Prime Minister Narendra Modi recently has recently hinted that government may soon tighten noose around Benami property, prices of luxury home is likely to fall by 25-30 per cent following demonetisation of Rs 500 and Rs 1,000 notes as transactions in this segment involved lots of cash payments, according to real estate consultant JLL.
"The real estate sector will definitely be affected by the demonetisation exercise as it has traditionally seen a very high involvement of black money and cash transactions," said Ashwinder Raj Singh, CEO - Residential Services, JLL India. "However, almost all such incidence has been in the secondary sales market, where cash components have traditionally been a veritable 'must'."
In other words, he said, the resale properties segment will take a big hit. Stating that the luxury and high-end segments of housing segment will see a major impact, he said, "The legal banking financing channels have accounted for only a small part of all transactions in this space.
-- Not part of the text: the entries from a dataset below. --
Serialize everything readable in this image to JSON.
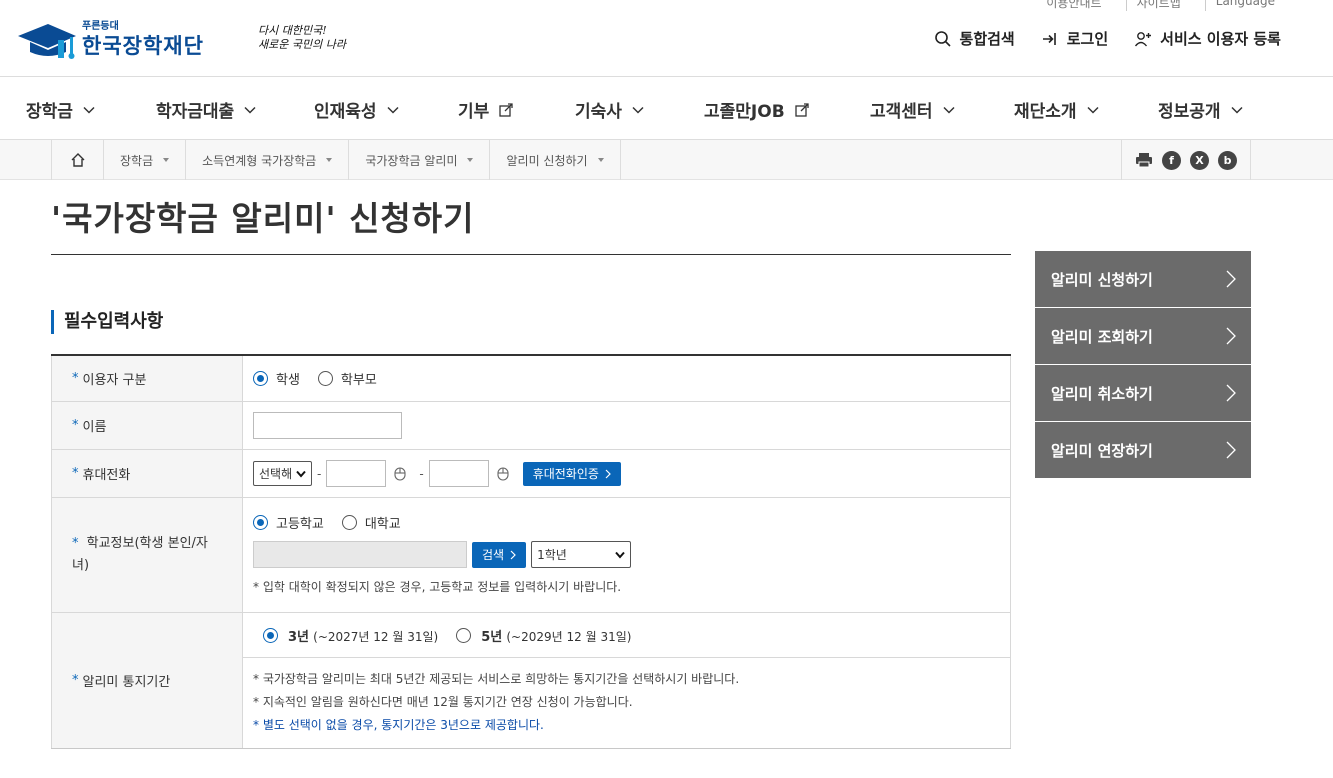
{
  "utility": {
    "items": [
      "이용안내트",
      "사이트맵",
      "Language"
    ]
  },
  "header": {
    "logo_small": "푸른등대",
    "logo_name": "한국장학재단",
    "slogan_line1": "다시 대한민국!",
    "slogan_line2": "새로운 국민의 나라",
    "search_label": "통합검색",
    "login_label": "로그인",
    "register_label": "서비스 이용자 등록"
  },
  "gnb": {
    "items": [
      {
        "label": "장학금",
        "icon": "chevron-down-icon"
      },
      {
        "label": "학자금대출",
        "icon": "chevron-down-icon"
      },
      {
        "label": "인재육성",
        "icon": "chevron-down-icon"
      },
      {
        "label": "기부",
        "icon": "external-link-icon"
      },
      {
        "label": "기숙사",
        "icon": "chevron-down-icon"
      },
      {
        "label": "고졸만JOB",
        "icon": "external-link-icon"
      },
      {
        "label": "고객센터",
        "icon": "chevron-down-icon"
      },
      {
        "label": "재단소개",
        "icon": "chevron-down-icon"
      },
      {
        "label": "정보공개",
        "icon": "chevron-down-icon"
      }
    ]
  },
  "breadcrumb": {
    "items": [
      "장학금",
      "소득연계형 국가장학금",
      "국가장학금 알리미",
      "알리미 신청하기"
    ],
    "share_icons": [
      "print-icon",
      "facebook-icon",
      "x-icon",
      "blog-icon"
    ],
    "share_glyphs": {
      "facebook": "f",
      "x": "X",
      "blog": "b"
    }
  },
  "page": {
    "title": "'국가장학금 알리미' 신청하기",
    "section_title": "필수입력사항"
  },
  "side_menu": {
    "items": [
      "알리미 신청하기",
      "알리미 조회하기",
      "알리미 취소하기",
      "알리미 연장하기"
    ]
  },
  "form": {
    "required_mark": "*",
    "user_type": {
      "label": "이용자 구분",
      "options": [
        "학생",
        "학부모"
      ],
      "selected": "학생"
    },
    "name": {
      "label": "이름",
      "value": ""
    },
    "phone": {
      "label": "휴대전화",
      "prefix_selected": "선택해",
      "middle": "",
      "last": "",
      "separator": "-",
      "verify_button": "휴대전화인증"
    },
    "school": {
      "label": "학교정보(학생 본인/자녀)",
      "options": [
        "고등학교",
        "대학교"
      ],
      "selected": "고등학교",
      "school_name": "",
      "search_button": "검색",
      "grade_selected": "1학년",
      "note": "* 입학 대학이 확정되지 않은 경우, 고등학교 정보를 입력하시기 바랍니다."
    },
    "period": {
      "label": "알리미 통지기간",
      "option1_bold": "3년",
      "option1_detail": "(~2027년 12 월 31일)",
      "option2_bold": "5년",
      "option2_detail": "(~2029년 12 월 31일)",
      "selected": "3년",
      "note1": "* 국가장학금 알리미는 최대 5년간 제공되는 서비스로 희망하는 통지기간을 선택하시기 바랍니다.",
      "note2": "* 지속적인 알림을 원하신다면 매년 12월 통지기간 연장 신청이 가능합니다.",
      "note3": "* 별도 선택이 없을 경우, 통지기간은 3년으로 제공합니다."
    }
  },
  "colors": {
    "brand_blue": "#0a66b8",
    "logo_blue": "#0a4b94",
    "side_menu_bg": "#6b6b6b"
  }
}
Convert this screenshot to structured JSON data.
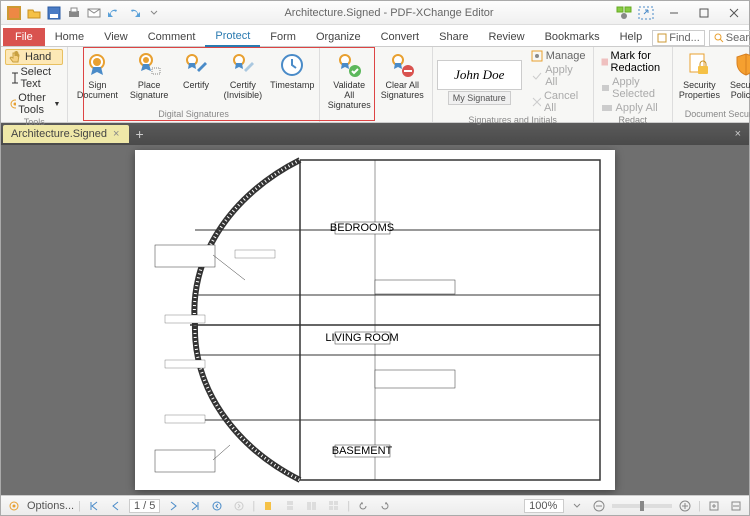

The demonetisation move is likely to result in luxury property prices dropping by as much as 25-30 per cent as sellers struggle to offload properties to generate liquidity."
The luxury home buyers will suddenly have a much wider bandwidth of options to choose from, he added. "With black money suddenly being wiped out of the market, a lot of investors who have been investing in projects with unaccounted-for money - and raising prices to book profits - will be eliminated from the system, thereby aiding a much-needed correction," Singh said. The primary market - or, more specifically, the market formed by projects undertaken by reputed and credible developers in the top 8 Indian cities - would remain more or less unaffected, the consultant said.
This is because buyers into such projects take the home loans/finance route to buy their homes, and transactions are done through legal channels, he said, adding that there would not be any major impact on sales in this segment. "However, there might be an impact on quite a few projects in tier 2 or 3 cities where cash has played a role even in primary residential sales. However, the turmoil in the segment will settle down in a short period of time," he said.
On the overall impact on the sector, Singh hoped the passage of the Real Estate Regulation and Development Act 2016, the Benami Transactions Act and now the demonetisation move would ensure that going forward, the sector will lose much of its historic taint and become more transparent.
"Only players who conduct their business with integrity will survive. This augurs well for end-users, who will be aware of their rights, have the assurance of not being cheated and will no longer need to contend with constantly rising prices," he said.